In a study of closed medical malpractice claims involving undiagnosed heart disease in women from 2011 to 2015, The Doctors Company found that in 70 percent of claims the patient died when her heart condition was not correctly diagnosed and 28 percent had heart muscle damage from myocardial infarction.
Failure to diagnose heart disease in women is often thought of as a problem in the emergency department (ED). However, the study found that in 28 percent of these cases, it was a primary care physician (PCP) who allegedly failed to diagnose the patient's heart disease. Cardiologists (28 percent) and emergency medicine physicians (13 percent) were also named in these claims.
Consider this case example:
A 47-year-old obese woman presented to her PCP complaining of a burning sensation in her chest after eating. The patient reported a similar episode the prior day after eating lunch as well as increased heartburn over the last few weeks.
A review of the medical record reflected elevated blood pressures over the past six months and an elevated cholesterol level of 237 (mg/dl). On the day of the exam, her blood pressure was 160/90. She smoked, drank alcohol socially, and was unaware of a family history of coronary artery disease. A heart exam revealed normal rate and rhythm. The physician noted that the patient appeared diaphoretic; however, she wasn't in acute distress and was pain-free throughout the examination. An ECG revealed a left bundle branch block. Prior ECGs were not available for comparison. Suspecting reflux esophagitis (heartburn), the PCP advised the patient to take an antacid and to return if the symptoms continued.
Two days later, the patient called her PCP's office stating that her chest burning sensation continued. The nurse advised her to continue taking the antacid and scheduled an office appointment for the following day. She also advised the patient to go to the ED if she developed chest pain.
That night, the woman awoke with chest pain, nausea, and vomiting. She was taken to the ED for emergent coronary angiography, but died shortly after arrival.

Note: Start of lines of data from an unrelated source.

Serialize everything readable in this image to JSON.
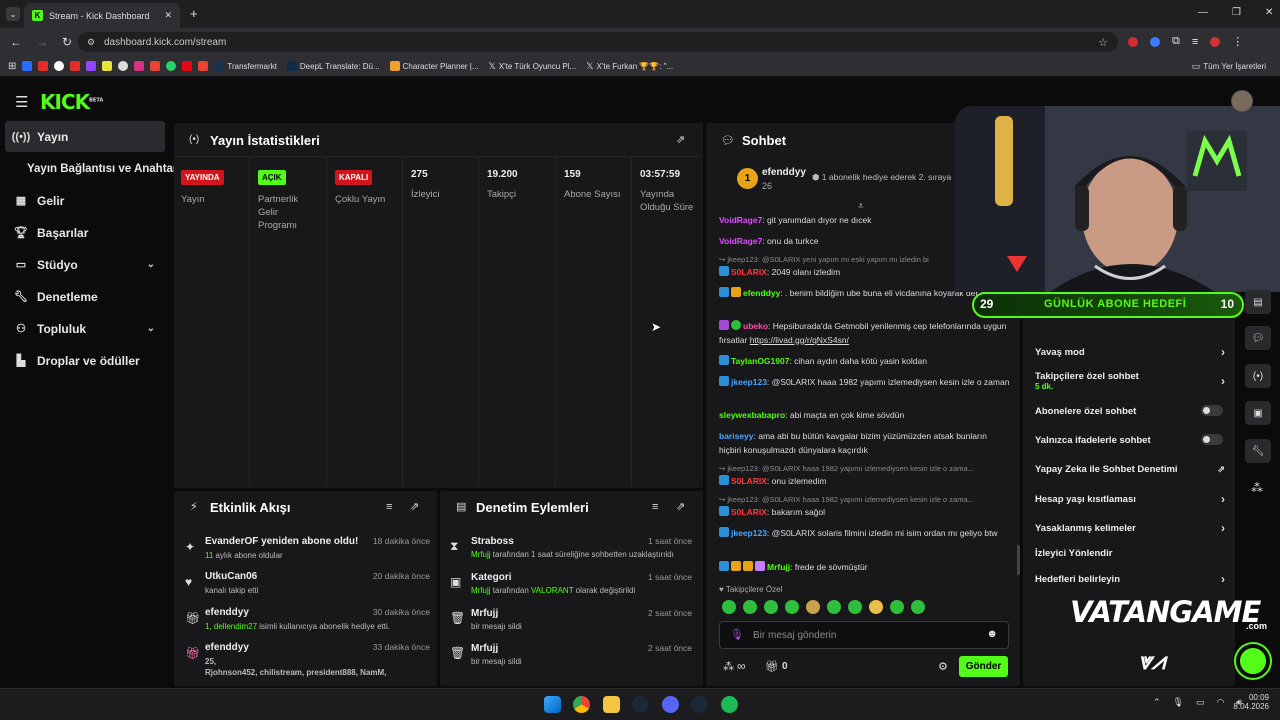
{
  "browser": {
    "tab_title": "Stream - Kick Dashboard",
    "url": "dashboard.kick.com/stream",
    "bookmarks": [
      "Transfermarkt",
      "DeepL Translate: Dü...",
      "Character Planner |...",
      "X'te Türk Oyuncu Pl...",
      "X'te Furkan 🏆🏆: \"..."
    ],
    "all_bookmarks": "Tüm Yer İşaretleri"
  },
  "header": {
    "logo": "KICK",
    "beta": "BETA"
  },
  "sidebar": {
    "items": [
      {
        "label": "Yayın",
        "icon": "broadcast-icon"
      },
      {
        "label": "Yayın Bağlantısı ve Anahtarı",
        "icon": ""
      },
      {
        "label": "Gelir",
        "icon": "chart-icon"
      },
      {
        "label": "Başarılar",
        "icon": "trophy-icon"
      },
      {
        "label": "Stüdyo",
        "icon": "studio-icon"
      },
      {
        "label": "Denetleme",
        "icon": "wrench-icon"
      },
      {
        "label": "Topluluk",
        "icon": "community-icon"
      },
      {
        "label": "Droplar ve ödüller",
        "icon": "drops-icon"
      }
    ]
  },
  "stats": {
    "title": "Yayın İstatistikleri",
    "cells": [
      {
        "value": "YAYINDA",
        "label": "Yayın",
        "kind": "badge-red"
      },
      {
        "value": "AÇIK",
        "label": "Partnerlik Gelir Programı",
        "kind": "badge-green"
      },
      {
        "value": "KAPALI",
        "label": "Çoklu Yayın",
        "kind": "badge-red"
      },
      {
        "value": "275",
        "label": "İzleyici",
        "kind": "text"
      },
      {
        "value": "19.200",
        "label": "Takipçi",
        "kind": "text"
      },
      {
        "value": "159",
        "label": "Abone Sayısı",
        "kind": "text"
      },
      {
        "value": "03:57:59",
        "label": "Yayında Olduğu Süre",
        "kind": "text"
      }
    ]
  },
  "activity": {
    "title": "Etkinlik Akışı",
    "items": [
      {
        "name": "EvanderOF yeniden abone oldu!",
        "sub_hl": "11",
        "sub": " aylık abone oldular",
        "time": "18 dakika önce"
      },
      {
        "name": "UtkuCan06",
        "sub_hl": "",
        "sub": "kanalı takip etti",
        "time": "20 dakika önce"
      },
      {
        "name": "efenddyy",
        "sub_hl": "1, dellendim27",
        "sub": " isimli kullanıcıya abonelik hediye etti.",
        "time": "30 dakika önce"
      },
      {
        "name": "efenddyy",
        "sub_hl": "25,",
        "sub": "",
        "sub2": "Rjohnson452, chilistream, president888, NamM,",
        "time": "33 dakika önce"
      }
    ]
  },
  "moderation": {
    "title": "Denetim Eylemleri",
    "items": [
      {
        "name": "Straboss",
        "actor": "Mrfujj",
        "sub": " tarafından 1 saat süreliğine sohbetten uzaklaştırıldı",
        "time": "1 saat önce"
      },
      {
        "name": "Kategori",
        "actor": "Mrfujj",
        "sub": " tarafından ",
        "hl2": "VALORANT",
        "sub2": " olarak değiştirildi",
        "time": "1 saat önce"
      },
      {
        "name": "Mrfujj",
        "actor": "",
        "sub": "bir mesajı sildi",
        "time": "2 saat önce"
      },
      {
        "name": "Mrfujj",
        "actor": "",
        "sub": "bir mesajı sildi",
        "time": "2 saat önce"
      }
    ]
  },
  "chat": {
    "title": "Sohbet",
    "pinned_user": "efenddyy",
    "pinned_rank": "1",
    "pinned_count": "26",
    "pinned_text": "1 abonelik hediye ederek 2. sıraya",
    "messages": [
      {
        "user": "VoidRage7",
        "color": "#e04bff",
        "text": ": git yanımdan dıyor ne dıcek"
      },
      {
        "user": "VoidRage7",
        "color": "#e04bff",
        "text": ": onu da turkce"
      },
      {
        "reply": "jkeep123: @S0LARIX yeni yapım mı eski yapım mı izledin bi"
      },
      {
        "user": "S0LARIX",
        "color": "#ff3a3a",
        "text": ": 2049 olanı izledim"
      },
      {
        "user": "efenddyy",
        "color": "#53fc18",
        "text": ": . benim bildiğim ube buna eli vicdanına koyarak der :)))))"
      },
      {
        "user": "ubeko",
        "color": "#ff4fa3",
        "text": ": Hepsiburada'da Getmobil yenilenmiş cep telefonlarında uygun fırsatlar ",
        "link": "https://livad.gg/r/qNxS4sn/"
      },
      {
        "user": "TaylanOG1907",
        "color": "#53fc18",
        "text": ": cihan aydın daha kötü yasin koldan"
      },
      {
        "user": "jkeep123",
        "color": "#4aa3ff",
        "text": ": @S0LARIX haaa 1982 yapımı izlemediysen kesin izle o zaman"
      },
      {
        "user": "sleywexbabapro",
        "color": "#53fc18",
        "text": ": abi maçta en çok kime sövdün"
      },
      {
        "user": "bariseyy",
        "color": "#4aa3ff",
        "text": ": ama abi bu bütün kavgalar bizim yüzümüzden atsak bunların hiçbiri konuşulmazdı dünyalara kaçırdık"
      },
      {
        "reply": "jkeep123: @S0LARIX haaa 1982 yapımı izlemediysen kesin izle o zama..."
      },
      {
        "user": "S0LARIX",
        "color": "#ff3a3a",
        "text": ": onu izlemedim"
      },
      {
        "reply": "jkeep123: @S0LARIX haaa 1982 yapımı izlemediysen kesin izle o zama..."
      },
      {
        "user": "S0LARIX",
        "color": "#ff3a3a",
        "text": ": bakarım sağol"
      },
      {
        "user": "jkeep123",
        "color": "#4aa3ff",
        "text": ": @S0LARIX solaris filmini izledin mi isim ordan mı geliyo btw"
      },
      {
        "user": "Mrfujj",
        "color": "#53fc18",
        "text": ": frede de sövmüştür"
      }
    ],
    "followers_only_label": "Takipçilere Özel",
    "input_placeholder": "Bir mesaj gönderin",
    "send_label": "Gönder",
    "infinity": "∞",
    "gift_count": "0"
  },
  "settings": {
    "items": [
      {
        "label": "Yavaş mod",
        "control": "arrow"
      },
      {
        "label": "Takipçilere özel sohbet",
        "sub": "5 dk.",
        "control": "arrow"
      },
      {
        "label": "Abonelere özel sohbet",
        "control": "toggle"
      },
      {
        "label": "Yalnızca ifadelerle sohbet",
        "control": "toggle"
      },
      {
        "label": "Yapay Zeka ile Sohbet Denetimi",
        "control": "external"
      },
      {
        "label": "Hesap yaşı kısıtlaması",
        "control": "arrow"
      },
      {
        "label": "Yasaklanmış kelimeler",
        "control": "arrow"
      },
      {
        "label": "İzleyici Yönlendir",
        "control": "none"
      },
      {
        "label": "Hedefleri belirleyin",
        "control": "arrow"
      }
    ]
  },
  "overlay": {
    "goal_left": "29",
    "goal_label": "GÜNLÜK ABONE HEDEFİ",
    "goal_right": "10",
    "brand_main": "VATANGAME",
    "brand_sub": ".com"
  },
  "taskbar": {
    "time": "00:09",
    "date": "8.04.2026"
  },
  "colors": {
    "kick_green": "#53fc18",
    "panel": "#18181b",
    "background": "#0b0b0c"
  }
}
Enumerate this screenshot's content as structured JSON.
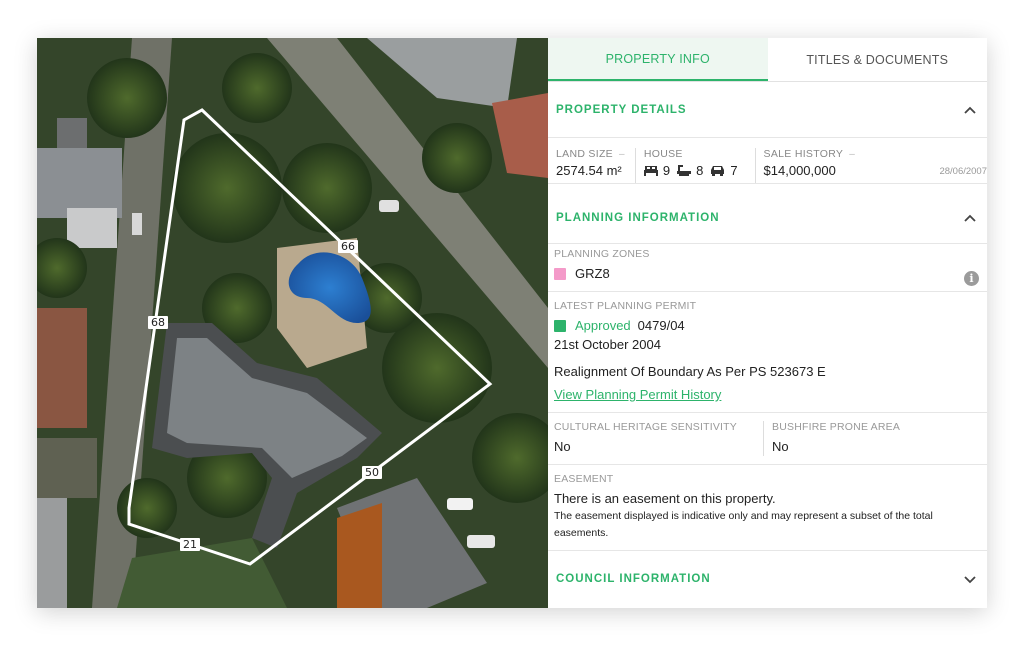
{
  "map": {
    "lot_labels": {
      "north": "66",
      "west": "68",
      "east": "50",
      "south": "21"
    }
  },
  "tabs": [
    {
      "label": "PROPERTY INFO",
      "active": true
    },
    {
      "label": "TITLES & DOCUMENTS",
      "active": false
    }
  ],
  "property_details": {
    "title": "PROPERTY DETAILS",
    "land_size_label": "LAND SIZE",
    "land_size_dash": "–",
    "land_size_value": "2574.54 m²",
    "house_label": "HOUSE",
    "bedrooms": "9",
    "bathrooms": "8",
    "parking": "7",
    "sale_history_label": "SALE HISTORY",
    "sale_history_dash": "–",
    "sale_price": "$14,000,000",
    "sale_date": "28/06/2007"
  },
  "planning": {
    "title": "PLANNING INFORMATION",
    "zones_label": "PLANNING ZONES",
    "zone": "GRZ8",
    "zone_color": "#f49ac9",
    "permit_label": "LATEST PLANNING PERMIT",
    "permit_status": "Approved",
    "permit_status_color": "#2db36b",
    "permit_number": "0479/04",
    "permit_date": "21st October 2004",
    "permit_description": "Realignment Of Boundary As Per PS 523673 E",
    "permit_history_link": "View Planning Permit History",
    "heritage_label": "CULTURAL HERITAGE SENSITIVITY",
    "heritage_value": "No",
    "bushfire_label": "BUSHFIRE PRONE AREA",
    "bushfire_value": "No",
    "easement_label": "EASEMENT",
    "easement_value": "There is an easement on this property.",
    "easement_note": "The easement displayed is indicative only and may represent a subset of the total easements."
  },
  "council": {
    "title": "COUNCIL INFORMATION"
  },
  "colors": {
    "accent": "#2db36b",
    "info_icon": "#9b9b9b"
  },
  "icons": [
    "chevron-up-icon",
    "bed-icon",
    "bath-icon",
    "car-icon",
    "info-icon",
    "chevron-down-icon"
  ]
}
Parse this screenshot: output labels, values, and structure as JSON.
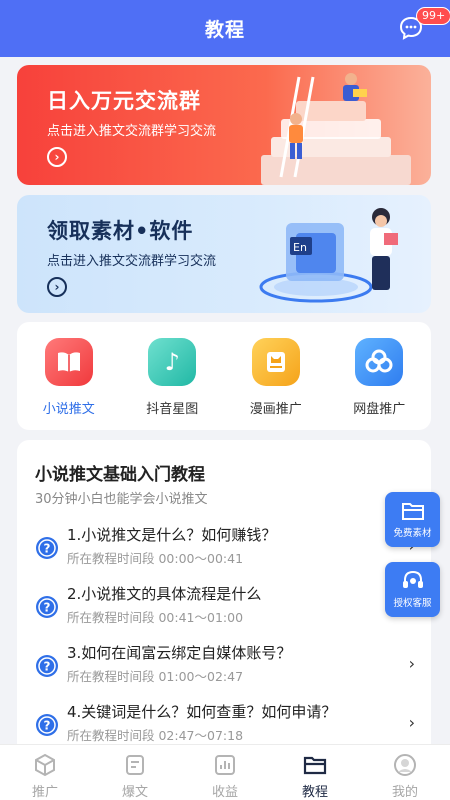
{
  "header": {
    "title": "教程",
    "badge": "99+"
  },
  "banners": [
    {
      "title": "日入万元交流群",
      "subtitle": "点击进入推文交流群学习交流"
    },
    {
      "title": "领取素材•软件",
      "subtitle": "点击进入推文交流群学习交流"
    }
  ],
  "categories": [
    {
      "label": "小说推文"
    },
    {
      "label": "抖音星图"
    },
    {
      "label": "漫画推广"
    },
    {
      "label": "网盘推广"
    }
  ],
  "tutorial": {
    "title": "小说推文基础入门教程",
    "subtitle": "30分钟小白也能学会小说推文",
    "items": [
      {
        "question": "1.小说推文是什么？如何赚钱？",
        "time": "所在教程时间段 00:00～00:41"
      },
      {
        "question": "2.小说推文的具体流程是什么",
        "time": "所在教程时间段 00:41～01:00"
      },
      {
        "question": "3.如何在闻富云绑定自媒体账号？",
        "time": "所在教程时间段 01:00～02:47"
      },
      {
        "question": "4.关键词是什么？如何查重？如何申请？",
        "time": "所在教程时间段 02:47～07:18"
      }
    ]
  },
  "floating": [
    {
      "label": "免费素材"
    },
    {
      "label": "授权客服"
    }
  ],
  "tabbar": [
    {
      "label": "推广"
    },
    {
      "label": "爆文"
    },
    {
      "label": "收益"
    },
    {
      "label": "教程"
    },
    {
      "label": "我的"
    }
  ],
  "colors": {
    "primary": "#4f6ff5",
    "accent": "#2f6fe8",
    "red_banner": "#f7413b",
    "badge": "#ff4d4f"
  }
}
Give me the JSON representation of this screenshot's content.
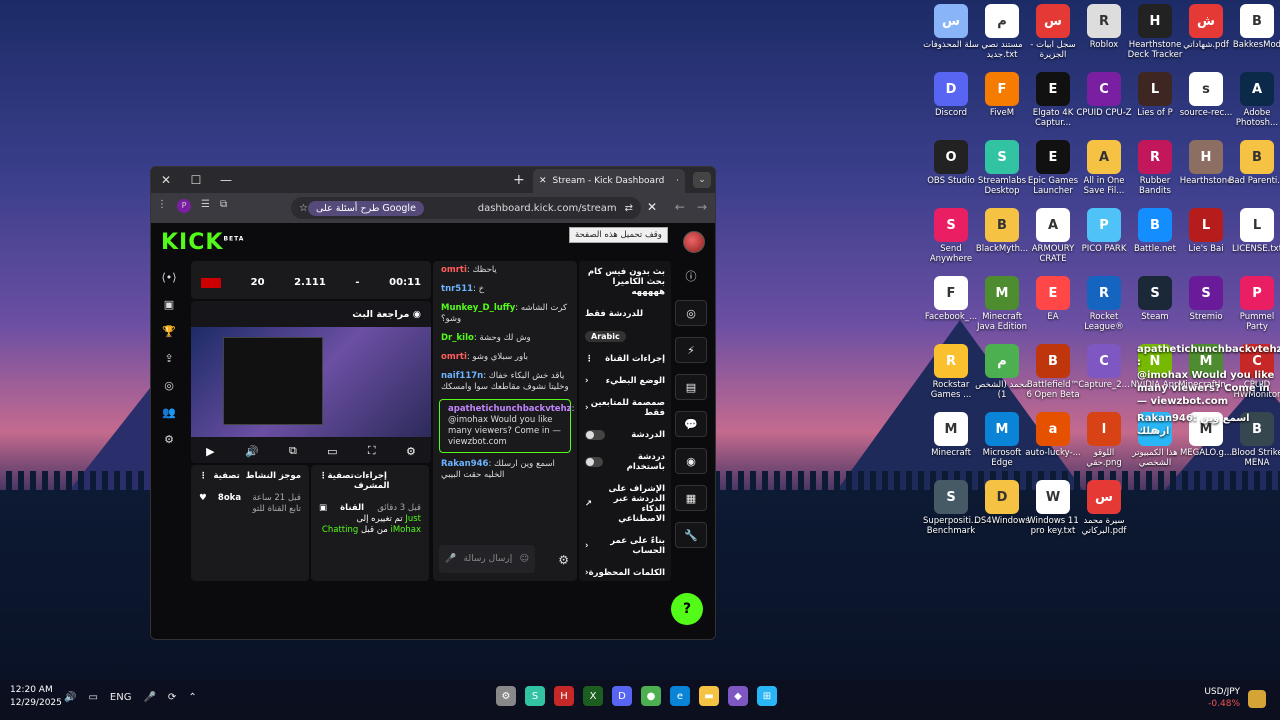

To help avoid such risks:
- Rule out myocardial infarction before arriving at a GI-related diagnosis such as gastric reflux as the cause of chest pain or discomfort.
- Consider cardiac risk factors such as obesity, smoking, hypertension, and hyperlipidemia.
- Offer patients same-day appointments when they complain of continued symptoms for which they were recently seen. If this is not possible, send them to the ED and document this in the medical record.
- Develop a written chest pain protocol, determining what the nurse should advise the patient and when the physician should be notified.
- Remember that differences in early signs and symptoms in women may make coronary heart disease more difficult to recognize.
- Thoroughly evaluate patients of all ages who present with atypical chest pain.
*Women and heart disease fact sheet. Centers for Disease Control and Prevention. https://www.cdc.gov/dhdsp/data_statistics/fact_sheets/docs/fs_women_heart.pdf. Accessed January 11, 2017.
Contributed by The Doctors Company. For more patient safety articles and practice tips, visit www.thedoctors.com/patientsafety.